A new survey indicates that seven per cent of professionals in the UAE are "highly satisfied" with their wages.
Pay cheque pleasure
ABU DHABI // They have tax-free salaries and are hanging on to their jobs, which might explain why a new survey indicates that seven per cent of professionals in the UAE are "highly satisfied" with their wages. When the survey was conducted last year by Bayt.com, a Middle East jobs website, and YouGov, a market research firm, only three per cent of people reported that level of satisfaction. "They might be happy they still have a job," said Vivek Wagle, a research director with YouGov in Dubai. "They're looking at their friends and family who are losing jobs, who aren't getting salary rises."
The Emirates were on par with Bahrain and Qatar as having the biggest earners in the region. Seven per cent of respondents earned more than US$10,000 (Dh36,730) a month, while 20 per cent had salaries of $5,000 to $10,000 a month. A survey by GulfTalent.com released in October showed that salaries in the UAE rose an average of 13.6 per cent last year, the biggest increase in the region, compared with 10.7 per cent in 2007. But those rises have not nearly kept pace with the cost of living.
Respondents to the Bayt.com-YouGov survey said that although their salaries had risen by 15 per cent, living costs were 37 per cent higher. Last year's results showed salaries rose by an average of 17 per cent, compared with a cost of living increase of 35 per cent. The Middle East Salary Survey is conducted annually. The information was gathered online in December and January, with 13,881 respondents in 13 countries from the Middle East and North Africa.
This year, a quarter of respondents said they were not saving anything, while most managed to save between one and five per cent. About 76 per cent of respondents from reporting they felt the effects of the economic downturn. The UAE was also one of the gloomiest countries, with 29 per cent of those asked saying they felt pessimistic about the future. "Usually, people aren't happy with their salaries," Mr Wagle said. "But it's a feeling not just of pessimism, it's an 'I don't have enough'."
Several professionals taking a break from their desks yesterday, while not "highly satisfied" with their pay, were not complaining either. "It's sort of 50-50," said Paul Finnan, a graphic designer. "I don't suppose it's an adequate salary compared to what apartments cost." Mr Finnan, who arrived late last year, is paying double what he did for accommodation in England. But, he is not paying any tax, so "basically, I'm on par".
The survey's most-satisfied respondents worked in the higher-paying oil, gas and petrochemical sectors; the least satisfied were those in teaching and academics, the Government, civil service, transport and travel. Inside Starbucks, Gillian Arnott, from Scotland, said she worked for a defence company and had been in the country for five years. Although this is the first year, Mrs Arnott has been "happy" with her salary but believes she is paid less as a woman and her family's second earner. She also wondered how people on middle income salaries were managing.

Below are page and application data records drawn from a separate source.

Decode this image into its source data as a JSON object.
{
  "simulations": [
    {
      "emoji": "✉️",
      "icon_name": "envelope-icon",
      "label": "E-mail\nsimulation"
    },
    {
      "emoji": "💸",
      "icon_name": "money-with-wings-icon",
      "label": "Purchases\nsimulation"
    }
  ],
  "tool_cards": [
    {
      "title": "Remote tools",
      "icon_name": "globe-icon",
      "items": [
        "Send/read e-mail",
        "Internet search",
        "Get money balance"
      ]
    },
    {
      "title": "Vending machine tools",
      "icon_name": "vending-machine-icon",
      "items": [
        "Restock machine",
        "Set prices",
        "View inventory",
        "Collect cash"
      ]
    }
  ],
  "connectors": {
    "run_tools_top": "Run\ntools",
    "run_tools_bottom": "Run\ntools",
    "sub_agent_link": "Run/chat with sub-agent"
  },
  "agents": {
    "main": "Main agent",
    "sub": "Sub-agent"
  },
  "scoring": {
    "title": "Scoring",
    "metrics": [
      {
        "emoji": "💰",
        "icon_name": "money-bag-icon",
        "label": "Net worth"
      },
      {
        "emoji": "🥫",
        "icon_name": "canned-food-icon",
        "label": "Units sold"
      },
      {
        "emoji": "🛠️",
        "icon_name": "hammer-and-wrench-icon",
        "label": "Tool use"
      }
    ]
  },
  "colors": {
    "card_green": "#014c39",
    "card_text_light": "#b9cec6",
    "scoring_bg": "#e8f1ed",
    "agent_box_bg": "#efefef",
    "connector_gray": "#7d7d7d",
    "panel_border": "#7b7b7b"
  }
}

"In Abu Dhabi, with the rents the way they are now, I don't know how you would support yourself." Yigit Sezgin, Mrs Arnott's brother-in-law and a regional director of sales and marketing for the Rezidor Hotel Group from Turkey, said the region would always offer benefits for some and not others. "There are particular professions, I believe, wherever they go they make a good salary," Mr Sezgin said. "And if they come here to the Middle East they can make even more money."
Stefan Willendorfer, who came to work as director of sales at Rezidor seven months ago from Austria, came to the capital because it is a centre for hospitality. "I am satisfied with my salary compared to my former salary because of the benefits," Mr Willendorfer said. "But the main reason I came here was because of the opportunity." An international director of the Dubai property recruitment specialist MacDonald and Company in Dubai said clients have been made redundant and are having to take salary cuts to get back into the job market.
The director, Matthew Taylor, said inflated salaries of six months ago have been downgraded. "They've taken on board all the people they can take on board," said Mr Taylor. "Companies have to be realistic about what the market is doing." firstname.lastname@example.org